ENS: Mental Health Campaign
The programme itself and how it could be integrated into curriculums or taught separately will be discussed with the education authorities in Abu Dhabi this week.
It is expected the programme will be delivered primarily in Arabic with a separate course for English-language classes. Emirates National Schools is a private operator of three second schools that are attended mostly my Emirati boys and girls.
“When we talk about mental health it isn’t just because it is an important topic but because it touches on so many different areas,” Dr Hamoda said.
“The UAE is making important efforts in terms of improving its educational capacity and I think attention to mental health would allow schools to take the next step.
“This programme fits into the core responsibilities of a school because we know that students who better emotional and mental health, actually do better and reduces juvenile crime rates, school drop outs so this is very important in terms of public policy.”
In 2013, the NRC introduced a programme that teaches schoolchildren about the hazards of smoking and taking drugs. The initiative, called Unplugged, was also implemented at Emirates National Schools.
It is hoped that the new project will build on that and run next year.
“We used the experiences and challenges we had with Unplugged and developed this new programme,” said Ayesha Al Hosani, a healthcare educator at the NRC.
“The programme is both life skills and mental health,” she said.
“This year we are assessing the situation and getting all of those holders involved.
“It is also not only about school children but parents involved as well,” Ms Al Hosani said.
Dr Hamad Al Ghaferi, director of the rehabilitation centre, said the school and authorities are ready to embrace what is a “unique” project in schools.

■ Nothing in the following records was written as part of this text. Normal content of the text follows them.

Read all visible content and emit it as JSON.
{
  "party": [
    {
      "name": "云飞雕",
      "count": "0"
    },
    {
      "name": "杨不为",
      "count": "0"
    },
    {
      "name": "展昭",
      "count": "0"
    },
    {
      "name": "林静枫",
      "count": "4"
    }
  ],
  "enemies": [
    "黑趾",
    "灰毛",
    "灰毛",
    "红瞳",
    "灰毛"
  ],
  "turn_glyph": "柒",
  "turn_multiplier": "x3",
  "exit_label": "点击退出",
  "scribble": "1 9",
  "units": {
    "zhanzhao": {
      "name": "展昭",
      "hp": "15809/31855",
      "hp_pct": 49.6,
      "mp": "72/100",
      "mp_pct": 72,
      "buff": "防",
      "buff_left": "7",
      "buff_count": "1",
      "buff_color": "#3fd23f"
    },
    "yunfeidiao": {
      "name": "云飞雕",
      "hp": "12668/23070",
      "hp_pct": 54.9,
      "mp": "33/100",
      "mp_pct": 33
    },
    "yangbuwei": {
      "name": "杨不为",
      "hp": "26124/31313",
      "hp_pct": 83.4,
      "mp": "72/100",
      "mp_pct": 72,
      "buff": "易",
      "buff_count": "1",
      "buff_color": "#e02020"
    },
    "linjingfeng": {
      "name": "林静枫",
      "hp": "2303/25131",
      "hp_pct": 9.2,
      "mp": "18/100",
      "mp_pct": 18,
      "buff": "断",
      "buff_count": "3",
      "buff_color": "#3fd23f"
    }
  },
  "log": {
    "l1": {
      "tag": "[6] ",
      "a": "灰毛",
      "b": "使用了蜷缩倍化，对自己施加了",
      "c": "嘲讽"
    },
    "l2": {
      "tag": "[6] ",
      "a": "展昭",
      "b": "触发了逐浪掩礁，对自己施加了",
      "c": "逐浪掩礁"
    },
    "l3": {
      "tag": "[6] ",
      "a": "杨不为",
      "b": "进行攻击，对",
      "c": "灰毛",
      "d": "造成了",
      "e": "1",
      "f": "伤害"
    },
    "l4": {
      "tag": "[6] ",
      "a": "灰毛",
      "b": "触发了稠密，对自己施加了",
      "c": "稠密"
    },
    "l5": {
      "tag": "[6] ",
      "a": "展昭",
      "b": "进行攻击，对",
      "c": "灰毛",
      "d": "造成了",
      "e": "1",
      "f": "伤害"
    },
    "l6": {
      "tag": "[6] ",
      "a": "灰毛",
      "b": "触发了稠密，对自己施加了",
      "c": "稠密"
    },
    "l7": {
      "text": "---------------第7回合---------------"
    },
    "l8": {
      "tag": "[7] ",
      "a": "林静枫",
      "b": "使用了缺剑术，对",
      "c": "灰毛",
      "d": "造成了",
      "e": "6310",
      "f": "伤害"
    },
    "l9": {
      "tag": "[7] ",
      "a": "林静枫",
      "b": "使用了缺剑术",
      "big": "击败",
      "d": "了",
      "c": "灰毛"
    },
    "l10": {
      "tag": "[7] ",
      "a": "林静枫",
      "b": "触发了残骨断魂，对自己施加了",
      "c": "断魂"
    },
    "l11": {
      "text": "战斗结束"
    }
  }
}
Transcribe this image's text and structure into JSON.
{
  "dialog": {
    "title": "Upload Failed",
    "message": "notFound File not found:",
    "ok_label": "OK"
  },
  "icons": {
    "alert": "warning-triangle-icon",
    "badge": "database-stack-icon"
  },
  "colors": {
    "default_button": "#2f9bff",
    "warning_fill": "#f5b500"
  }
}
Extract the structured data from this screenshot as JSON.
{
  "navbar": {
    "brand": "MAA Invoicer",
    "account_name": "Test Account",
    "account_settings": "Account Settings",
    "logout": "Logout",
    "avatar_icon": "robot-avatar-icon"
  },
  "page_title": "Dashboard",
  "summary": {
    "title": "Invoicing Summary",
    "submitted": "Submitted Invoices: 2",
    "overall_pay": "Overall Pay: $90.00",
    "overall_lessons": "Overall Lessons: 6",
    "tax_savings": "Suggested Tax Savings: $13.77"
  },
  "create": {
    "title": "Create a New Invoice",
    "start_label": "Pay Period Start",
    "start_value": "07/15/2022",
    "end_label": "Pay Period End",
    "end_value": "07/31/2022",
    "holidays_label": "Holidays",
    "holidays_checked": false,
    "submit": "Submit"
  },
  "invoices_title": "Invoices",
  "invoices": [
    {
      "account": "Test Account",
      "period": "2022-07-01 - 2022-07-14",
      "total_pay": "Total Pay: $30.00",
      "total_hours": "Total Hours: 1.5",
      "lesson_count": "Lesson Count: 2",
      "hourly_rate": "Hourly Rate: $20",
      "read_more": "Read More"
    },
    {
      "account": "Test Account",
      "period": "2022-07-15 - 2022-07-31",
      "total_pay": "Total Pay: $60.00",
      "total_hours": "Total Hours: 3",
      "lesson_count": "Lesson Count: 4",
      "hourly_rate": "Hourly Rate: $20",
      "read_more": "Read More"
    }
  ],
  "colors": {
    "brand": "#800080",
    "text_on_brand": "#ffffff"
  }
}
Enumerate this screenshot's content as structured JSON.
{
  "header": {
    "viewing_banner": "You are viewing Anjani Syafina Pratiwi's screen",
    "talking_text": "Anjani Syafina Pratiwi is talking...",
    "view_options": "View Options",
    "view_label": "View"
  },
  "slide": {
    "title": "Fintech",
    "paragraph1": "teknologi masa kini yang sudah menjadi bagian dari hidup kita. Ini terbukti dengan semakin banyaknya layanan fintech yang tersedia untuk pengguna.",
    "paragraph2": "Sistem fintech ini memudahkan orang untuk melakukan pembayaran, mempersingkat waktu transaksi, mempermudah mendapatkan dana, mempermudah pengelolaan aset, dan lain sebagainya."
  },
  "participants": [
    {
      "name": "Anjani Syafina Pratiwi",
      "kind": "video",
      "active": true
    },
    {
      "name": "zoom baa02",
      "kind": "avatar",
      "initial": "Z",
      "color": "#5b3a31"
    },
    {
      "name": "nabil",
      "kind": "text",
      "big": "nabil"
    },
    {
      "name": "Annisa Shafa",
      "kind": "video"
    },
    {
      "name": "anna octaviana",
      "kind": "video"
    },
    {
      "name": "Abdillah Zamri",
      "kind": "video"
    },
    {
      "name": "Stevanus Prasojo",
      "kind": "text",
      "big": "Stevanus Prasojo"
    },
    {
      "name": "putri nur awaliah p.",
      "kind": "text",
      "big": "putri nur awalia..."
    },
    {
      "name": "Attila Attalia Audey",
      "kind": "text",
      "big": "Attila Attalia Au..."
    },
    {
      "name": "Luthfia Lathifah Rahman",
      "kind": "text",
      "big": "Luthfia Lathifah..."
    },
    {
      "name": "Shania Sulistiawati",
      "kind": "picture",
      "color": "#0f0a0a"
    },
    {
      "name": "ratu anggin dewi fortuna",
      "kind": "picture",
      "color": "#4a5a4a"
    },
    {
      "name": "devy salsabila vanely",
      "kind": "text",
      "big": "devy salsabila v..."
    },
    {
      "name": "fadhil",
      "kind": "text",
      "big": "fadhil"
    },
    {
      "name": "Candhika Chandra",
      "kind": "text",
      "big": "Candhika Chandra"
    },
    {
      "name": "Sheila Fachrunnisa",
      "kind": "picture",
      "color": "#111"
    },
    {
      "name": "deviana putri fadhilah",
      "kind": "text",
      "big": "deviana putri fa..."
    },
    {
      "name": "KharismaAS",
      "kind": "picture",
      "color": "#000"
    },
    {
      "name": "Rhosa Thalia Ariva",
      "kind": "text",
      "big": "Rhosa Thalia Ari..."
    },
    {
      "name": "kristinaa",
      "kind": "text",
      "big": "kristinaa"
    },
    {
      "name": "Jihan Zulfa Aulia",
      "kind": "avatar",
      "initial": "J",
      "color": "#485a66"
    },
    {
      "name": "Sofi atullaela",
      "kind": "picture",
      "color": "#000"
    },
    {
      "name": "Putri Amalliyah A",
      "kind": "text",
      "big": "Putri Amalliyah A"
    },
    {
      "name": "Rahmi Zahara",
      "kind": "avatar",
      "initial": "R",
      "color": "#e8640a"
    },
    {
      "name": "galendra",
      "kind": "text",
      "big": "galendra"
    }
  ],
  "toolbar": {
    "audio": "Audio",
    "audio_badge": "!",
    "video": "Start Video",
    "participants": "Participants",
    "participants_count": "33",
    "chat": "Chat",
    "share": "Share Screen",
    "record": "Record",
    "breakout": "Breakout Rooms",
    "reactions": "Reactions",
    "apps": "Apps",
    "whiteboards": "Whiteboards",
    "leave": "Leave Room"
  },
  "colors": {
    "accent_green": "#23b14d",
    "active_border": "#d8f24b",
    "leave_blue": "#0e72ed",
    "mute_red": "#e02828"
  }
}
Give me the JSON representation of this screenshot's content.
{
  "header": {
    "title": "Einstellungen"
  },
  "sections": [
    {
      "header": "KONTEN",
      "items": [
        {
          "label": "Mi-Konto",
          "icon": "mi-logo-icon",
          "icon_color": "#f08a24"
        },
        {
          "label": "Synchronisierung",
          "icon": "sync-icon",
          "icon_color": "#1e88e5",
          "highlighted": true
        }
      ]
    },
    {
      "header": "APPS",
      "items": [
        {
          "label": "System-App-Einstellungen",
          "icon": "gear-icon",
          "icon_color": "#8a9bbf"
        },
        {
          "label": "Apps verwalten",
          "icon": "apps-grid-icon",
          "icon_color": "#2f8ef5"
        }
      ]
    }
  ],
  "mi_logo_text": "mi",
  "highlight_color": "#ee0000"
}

“If we succeed in our objectives, this will be the first programme in the Middle East and the region. We want to introduce the concept of ‘healthy schools’ – there are healthy cities but not healthy schools,” he said.